It kind of makes it look like there is no problem with the older crowd. I found this hard to believe. I am not an expert on data visualization (I am a software architect/programmer). But I do know a thing or 2. Most importantly is that reporting absolute numbers can often be misleading. It is always better to normalize values. In this case a chart with infection rate instead of raw #’s paints a very different picture:
In this case it is very obvious that older individuals are not getting this disease at a lower rate. And the hospitalization rate for older individuals is very high.
So long story short, I decided to make my own static report on COVID-19 for the state of Colorado. I used the data from the Colorado open data portal: here. This data seems to be 1 day out of date for Colorado. I also wanted to add some national data charts which I got here. Because of the nature of the update schedule, this data seems to be 2 days out of date. And finally the age breakdown data for Colorado does not seem to be anywhere for download, but it was a small enough amount of data that I just typed it in. This would all be very easy to adapt for your own state. For obvious reasons, Colorado is where I am interested right now.
Footnote: thoughts about Alteryx now that I am a few years removed from it (note: many of these issues are probably originally my fault, I am not placing blame):
The download tool temporary file mode is not really documented. Being a few years out it took me a few minutes to figure out how to follow that with a dynamic input tool. That should be easier and better documented. It makes it really easy to read a CSV from the web.

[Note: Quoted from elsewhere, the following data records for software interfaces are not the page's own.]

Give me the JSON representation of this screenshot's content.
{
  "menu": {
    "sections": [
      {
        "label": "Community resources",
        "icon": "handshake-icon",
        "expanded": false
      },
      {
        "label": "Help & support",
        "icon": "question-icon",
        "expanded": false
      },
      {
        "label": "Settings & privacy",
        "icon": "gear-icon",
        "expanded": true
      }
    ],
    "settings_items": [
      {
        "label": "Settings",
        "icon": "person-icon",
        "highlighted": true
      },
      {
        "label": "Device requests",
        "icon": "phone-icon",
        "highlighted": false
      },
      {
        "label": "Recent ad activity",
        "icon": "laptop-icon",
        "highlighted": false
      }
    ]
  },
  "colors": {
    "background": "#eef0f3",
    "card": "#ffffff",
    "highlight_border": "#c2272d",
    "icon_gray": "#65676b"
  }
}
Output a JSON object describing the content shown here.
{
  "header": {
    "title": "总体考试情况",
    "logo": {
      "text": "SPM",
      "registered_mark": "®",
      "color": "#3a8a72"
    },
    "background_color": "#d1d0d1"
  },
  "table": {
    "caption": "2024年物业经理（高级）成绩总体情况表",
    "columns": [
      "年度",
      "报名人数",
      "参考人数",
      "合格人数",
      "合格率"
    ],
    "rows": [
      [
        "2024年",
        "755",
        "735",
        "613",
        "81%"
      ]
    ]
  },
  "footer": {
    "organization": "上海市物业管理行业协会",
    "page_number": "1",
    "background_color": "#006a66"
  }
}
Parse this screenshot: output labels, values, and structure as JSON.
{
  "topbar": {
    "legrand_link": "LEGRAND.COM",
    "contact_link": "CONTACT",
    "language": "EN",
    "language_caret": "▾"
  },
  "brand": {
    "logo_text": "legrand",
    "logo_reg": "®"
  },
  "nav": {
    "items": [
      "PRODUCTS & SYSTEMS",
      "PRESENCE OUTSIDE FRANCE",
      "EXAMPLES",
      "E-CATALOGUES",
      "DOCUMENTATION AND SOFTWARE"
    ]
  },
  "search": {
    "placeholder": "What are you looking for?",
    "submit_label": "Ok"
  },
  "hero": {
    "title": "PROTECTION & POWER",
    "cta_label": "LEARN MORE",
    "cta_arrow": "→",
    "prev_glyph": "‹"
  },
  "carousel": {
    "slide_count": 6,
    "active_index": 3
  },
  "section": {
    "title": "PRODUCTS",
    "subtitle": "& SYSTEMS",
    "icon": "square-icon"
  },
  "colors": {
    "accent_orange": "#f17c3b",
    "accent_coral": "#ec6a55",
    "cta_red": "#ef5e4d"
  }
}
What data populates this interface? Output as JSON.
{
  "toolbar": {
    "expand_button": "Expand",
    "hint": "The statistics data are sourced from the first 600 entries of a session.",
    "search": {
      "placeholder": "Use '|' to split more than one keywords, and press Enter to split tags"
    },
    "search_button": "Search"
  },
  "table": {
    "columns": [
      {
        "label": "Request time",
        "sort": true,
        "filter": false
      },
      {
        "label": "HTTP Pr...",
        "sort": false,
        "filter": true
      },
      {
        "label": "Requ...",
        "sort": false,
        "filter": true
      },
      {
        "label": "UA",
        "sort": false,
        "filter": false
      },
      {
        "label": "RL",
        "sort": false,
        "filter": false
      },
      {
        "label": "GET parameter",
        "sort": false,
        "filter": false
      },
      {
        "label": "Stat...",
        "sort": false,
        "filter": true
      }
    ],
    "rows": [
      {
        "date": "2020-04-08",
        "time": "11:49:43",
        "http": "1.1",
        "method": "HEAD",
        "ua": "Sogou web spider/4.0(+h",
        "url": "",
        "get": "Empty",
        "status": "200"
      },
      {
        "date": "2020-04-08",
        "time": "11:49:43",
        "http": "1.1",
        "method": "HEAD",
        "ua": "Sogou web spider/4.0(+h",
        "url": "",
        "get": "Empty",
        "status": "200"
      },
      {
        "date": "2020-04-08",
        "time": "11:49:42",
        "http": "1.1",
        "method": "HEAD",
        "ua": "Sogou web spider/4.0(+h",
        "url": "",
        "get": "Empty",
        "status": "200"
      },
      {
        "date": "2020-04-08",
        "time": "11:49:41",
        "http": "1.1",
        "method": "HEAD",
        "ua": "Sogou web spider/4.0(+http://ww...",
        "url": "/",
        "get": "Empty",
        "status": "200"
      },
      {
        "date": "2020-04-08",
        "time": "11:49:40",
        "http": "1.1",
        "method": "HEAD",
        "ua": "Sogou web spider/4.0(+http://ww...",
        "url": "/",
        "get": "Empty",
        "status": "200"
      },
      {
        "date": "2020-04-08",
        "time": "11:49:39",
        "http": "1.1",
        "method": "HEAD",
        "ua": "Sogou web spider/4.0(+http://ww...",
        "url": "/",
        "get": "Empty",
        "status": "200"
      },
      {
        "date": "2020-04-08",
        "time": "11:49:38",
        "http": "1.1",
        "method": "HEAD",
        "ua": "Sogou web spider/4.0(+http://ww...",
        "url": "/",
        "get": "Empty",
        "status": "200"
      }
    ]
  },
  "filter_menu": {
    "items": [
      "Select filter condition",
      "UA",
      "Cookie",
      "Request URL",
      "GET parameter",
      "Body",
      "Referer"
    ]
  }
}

The interactive chart needs an option to have a logarithmic scale. Especially for this data.
Why is the chart tool in pixels when the other report tools are in inches/cm? And why does it default to 72dpi when the rest of the report tools (and windows in general) default to 96dpi? And what’s up with LaTeX? And finally – it doesn’t work sometimes if you haven’t run your workflow recently. It would be awesome if it told you that.
Getting all the tools lining up and connections not intersecting is as hard as ever.
I have a fairly big laptop screen, but with almost requiring the config and output windows up all the time, you have a very small amount of work area left. And it still doesn’t support high resolution screens very well.
Tabs within tabs within tabs. All with different styles to try to make you think you aren’t in tabs.